    Examplese of these are:-

  • Dashlane
  • Keeper
  • Sticky Password
  • Keepass
  • 1password
  • Some of these allow you to store different types of notes as well as passwords; or to generate hard to crack passwords for you.

    Bare in mind that even these are not foolproof, and there is a risk that they too could get hacked. If you’re really worried about this then just use them to store hints to passwords – especially if you’ve used a system like the one above. “My thoughts on toast” might be enough to jog your memory.

    Register for haveibeenpwned (HIBP)

    Another thing you can do is register your e-mail address with a website called “Have I been Pwned” . This website runs a service which will inform you if a registered e-mail address get’s hacked. So you register, If appears in a public list of hacked accounts then HIBP sends you an e-mail to let you know. You’ve a chance then to change your password and to make sure you change the password on any other accounts that use the same.

    It’s free (although the site creator does accept donations), and one e-mail I use has 4 separate entries in there- So it works.

    A special note for Parents
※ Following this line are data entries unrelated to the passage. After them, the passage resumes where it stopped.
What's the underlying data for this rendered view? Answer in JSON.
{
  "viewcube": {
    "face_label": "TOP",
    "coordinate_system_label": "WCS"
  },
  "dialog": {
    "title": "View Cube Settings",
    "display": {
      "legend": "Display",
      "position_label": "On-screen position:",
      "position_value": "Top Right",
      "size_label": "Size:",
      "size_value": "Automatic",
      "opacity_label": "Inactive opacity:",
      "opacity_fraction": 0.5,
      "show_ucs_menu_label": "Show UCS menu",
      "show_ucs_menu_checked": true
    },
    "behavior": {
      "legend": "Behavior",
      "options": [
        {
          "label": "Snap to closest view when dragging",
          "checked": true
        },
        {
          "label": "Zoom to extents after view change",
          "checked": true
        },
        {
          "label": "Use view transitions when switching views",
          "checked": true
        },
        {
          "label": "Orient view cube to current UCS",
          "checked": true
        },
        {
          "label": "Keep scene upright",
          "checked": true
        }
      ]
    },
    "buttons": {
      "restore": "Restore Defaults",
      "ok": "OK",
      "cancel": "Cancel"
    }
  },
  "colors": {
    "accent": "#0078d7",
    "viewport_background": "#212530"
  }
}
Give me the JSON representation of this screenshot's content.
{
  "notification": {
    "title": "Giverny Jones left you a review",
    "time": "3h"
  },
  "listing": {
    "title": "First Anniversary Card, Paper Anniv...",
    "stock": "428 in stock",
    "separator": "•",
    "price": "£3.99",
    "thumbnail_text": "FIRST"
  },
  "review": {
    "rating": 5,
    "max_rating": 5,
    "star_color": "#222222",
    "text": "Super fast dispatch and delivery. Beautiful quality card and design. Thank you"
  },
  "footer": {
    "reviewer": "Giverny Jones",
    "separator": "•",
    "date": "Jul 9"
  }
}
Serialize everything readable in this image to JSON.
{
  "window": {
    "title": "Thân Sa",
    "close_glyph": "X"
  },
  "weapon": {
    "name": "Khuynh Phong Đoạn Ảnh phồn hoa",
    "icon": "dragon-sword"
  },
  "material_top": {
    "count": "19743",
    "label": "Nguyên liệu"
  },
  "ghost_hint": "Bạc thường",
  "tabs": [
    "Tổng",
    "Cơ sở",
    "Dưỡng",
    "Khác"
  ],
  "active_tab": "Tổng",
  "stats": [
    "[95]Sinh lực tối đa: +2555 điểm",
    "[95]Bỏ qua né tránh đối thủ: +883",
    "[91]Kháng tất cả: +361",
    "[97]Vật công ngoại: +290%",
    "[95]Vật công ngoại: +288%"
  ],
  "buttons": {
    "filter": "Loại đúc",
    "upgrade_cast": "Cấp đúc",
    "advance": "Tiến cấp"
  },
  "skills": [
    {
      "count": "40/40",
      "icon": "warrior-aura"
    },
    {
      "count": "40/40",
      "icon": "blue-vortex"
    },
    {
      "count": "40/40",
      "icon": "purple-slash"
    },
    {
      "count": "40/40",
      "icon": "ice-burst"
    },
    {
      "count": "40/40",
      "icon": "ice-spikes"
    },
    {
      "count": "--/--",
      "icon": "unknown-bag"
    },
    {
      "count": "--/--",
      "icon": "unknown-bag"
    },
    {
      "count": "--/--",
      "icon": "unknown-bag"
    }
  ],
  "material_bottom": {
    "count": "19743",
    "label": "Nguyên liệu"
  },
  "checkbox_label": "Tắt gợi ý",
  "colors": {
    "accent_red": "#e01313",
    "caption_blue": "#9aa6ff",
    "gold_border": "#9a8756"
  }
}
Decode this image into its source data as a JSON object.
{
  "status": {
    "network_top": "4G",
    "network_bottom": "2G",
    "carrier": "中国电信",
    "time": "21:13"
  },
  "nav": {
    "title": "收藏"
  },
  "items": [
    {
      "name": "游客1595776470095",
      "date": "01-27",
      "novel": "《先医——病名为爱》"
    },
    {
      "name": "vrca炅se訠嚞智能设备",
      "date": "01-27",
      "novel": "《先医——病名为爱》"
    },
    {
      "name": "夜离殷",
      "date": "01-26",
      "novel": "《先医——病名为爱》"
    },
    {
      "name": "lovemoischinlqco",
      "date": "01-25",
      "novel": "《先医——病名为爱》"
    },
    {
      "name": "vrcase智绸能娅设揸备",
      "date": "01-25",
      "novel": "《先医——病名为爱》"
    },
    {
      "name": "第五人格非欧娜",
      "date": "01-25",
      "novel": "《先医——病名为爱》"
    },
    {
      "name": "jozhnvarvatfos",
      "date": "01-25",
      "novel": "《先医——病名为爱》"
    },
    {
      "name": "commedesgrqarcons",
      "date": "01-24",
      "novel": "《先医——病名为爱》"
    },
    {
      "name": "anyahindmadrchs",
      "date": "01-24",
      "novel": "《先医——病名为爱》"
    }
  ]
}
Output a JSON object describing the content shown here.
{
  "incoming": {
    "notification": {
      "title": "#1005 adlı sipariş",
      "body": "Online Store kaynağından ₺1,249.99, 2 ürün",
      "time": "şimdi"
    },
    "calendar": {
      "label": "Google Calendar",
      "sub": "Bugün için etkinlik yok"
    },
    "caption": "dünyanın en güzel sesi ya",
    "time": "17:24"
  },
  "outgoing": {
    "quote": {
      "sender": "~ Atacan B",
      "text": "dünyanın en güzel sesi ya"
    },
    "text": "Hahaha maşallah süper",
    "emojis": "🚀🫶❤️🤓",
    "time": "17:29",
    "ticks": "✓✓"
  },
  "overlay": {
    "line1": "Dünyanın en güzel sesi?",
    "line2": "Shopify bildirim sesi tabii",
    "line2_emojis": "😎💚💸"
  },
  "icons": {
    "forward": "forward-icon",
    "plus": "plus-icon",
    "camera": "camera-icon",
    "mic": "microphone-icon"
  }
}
    If you’re a parent and you’re still reading this you might also just want to be aware of a relatively recent hack on VTECH, maker of childrens toys.

    The recent hack led VTECH to change their Terms and Conditions. As reported in the article they were change to include the following:-

    “You acknowledge and agree that any information you send or receive during your use of the site may not be secure and may be intercepted or later acquired by unauthorised parties.”

    Which i take to mean “we wash our hands of any responsibility”.Nice. Buyer beware.